Reuters file photo
Barbed wire fences are seen outside a compound where Cambodian authorities said they had recovered evidence of human trafficking, kidnapping and torture during raids on suspected cybercrime compounds in the coastal city of Sihanoukville, Cambodia, on September 21.

HANOI /BANGKOK – Thousands of young people from Southeast Asia seeking job opportunities have been sold to gangs of Chinese scammers who force their victims to take part in crimes and physically assault them.

Victims have been found mainly in Cambodia, but also in Myanmar, the Philippines and Laos. Chinese-run casinos in Cambodia are among the sites that have become hotbeds for such human trafficking.

The victims were contacted through social media and offered “high-paying jobs” with daily wages of about ¥20,000. It appears that criminal organizations are behind the offers.

When the victims arrive at their destination, they often get sold to organizations involved in phone and online scams in which they are made to dupe people into transferring money by inviting them to invest in fake stock transactions. Many of the victims claim they were detained against their will and beaten if they did not meet their designated quota.

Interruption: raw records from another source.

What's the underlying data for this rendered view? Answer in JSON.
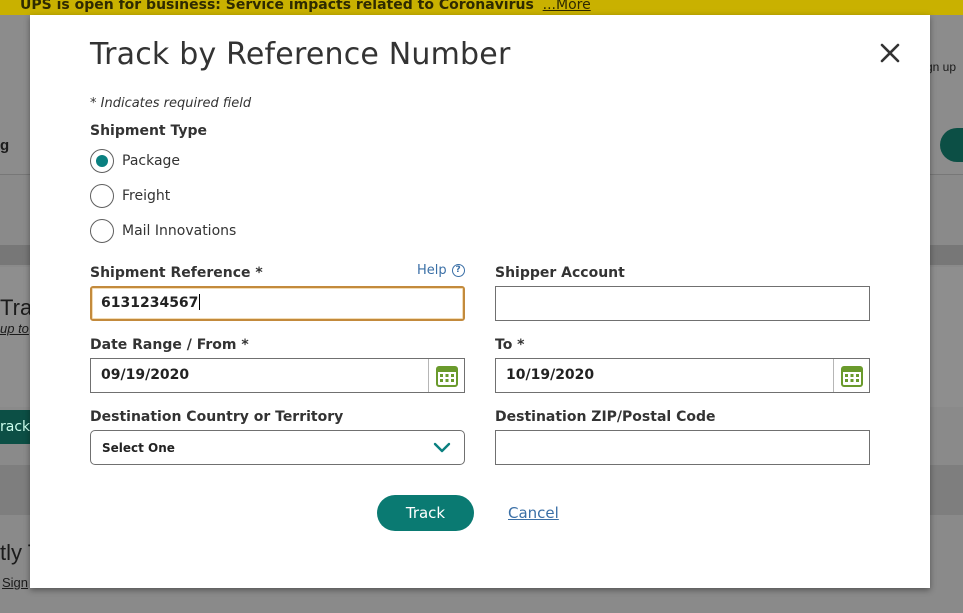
{
  "banner": {
    "text": "UPS is open for business: Service impacts related to Coronavirus",
    "more": "...More"
  },
  "background": {
    "sign_up": "gn up",
    "left_nav": "g",
    "track_heading": "Trac",
    "track_sub": "up to",
    "track_btn": "rack",
    "recent": "tly T",
    "sign": "Sign"
  },
  "modal": {
    "title": "Track by Reference Number",
    "required_note": "* Indicates required field",
    "shipment_type_label": "Shipment Type",
    "shipment_types": [
      {
        "label": "Package",
        "checked": true
      },
      {
        "label": "Freight",
        "checked": false
      },
      {
        "label": "Mail Innovations",
        "checked": false
      }
    ],
    "shipment_reference": {
      "label": "Shipment Reference *",
      "value": "6131234567"
    },
    "help": {
      "label": "Help",
      "icon": "?"
    },
    "shipper_account": {
      "label": "Shipper Account",
      "value": ""
    },
    "date_from": {
      "label": "Date Range / From *",
      "value": "09/19/2020"
    },
    "date_to": {
      "label": "To *",
      "value": "10/19/2020"
    },
    "destination_country": {
      "label": "Destination Country or Territory",
      "value": "Select One"
    },
    "destination_zip": {
      "label": "Destination ZIP/Postal Code",
      "value": ""
    },
    "track_button": "Track",
    "cancel_link": "Cancel"
  },
  "colors": {
    "accent": "#0a7a72",
    "radio_checked": "#0a8080",
    "calendar_icon": "#6a9a2c",
    "link": "#3a6fa6",
    "focus_border": "#c38a3c"
  }
}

Efforts are being made to crack down on such human trafficking and to rescue victims of the gangs.

Indonesia had rescued 514 Indonesian nationals from Cambodia as of October. Other victims have hailed from Vietnam, Thailand, India, Hong Kong and mainland China.

Taiwan authorities confirmed that 700 people trafficked from the island had been in Cambodia between March and Dec. 26.

According to figures compiled by The Yomiuri Shimbun, the total number of victims exceeds 2,700, but the real figure is likely to be much bigger.

In August, Cambodian authorities arrested the Chinese manager of a casino operating near the border with Vietnam on suspicion of forcing Vietnamese people to work at the casino.

That same month, Thai authorities arrested a Chinese businessman involved in running a casino in Myanmar and other ventures. The businessman was suspected of using and confining trafficked workers at facilities he operated.

Jason Tower, a Southeast Asia expert at the United States Institute of Peace, said China’s crackdown on online gambling around 2012 caused many operators to move to Cambodia. A growing number of these operators are now setting up gambling dens in Myanmar, according to Tower.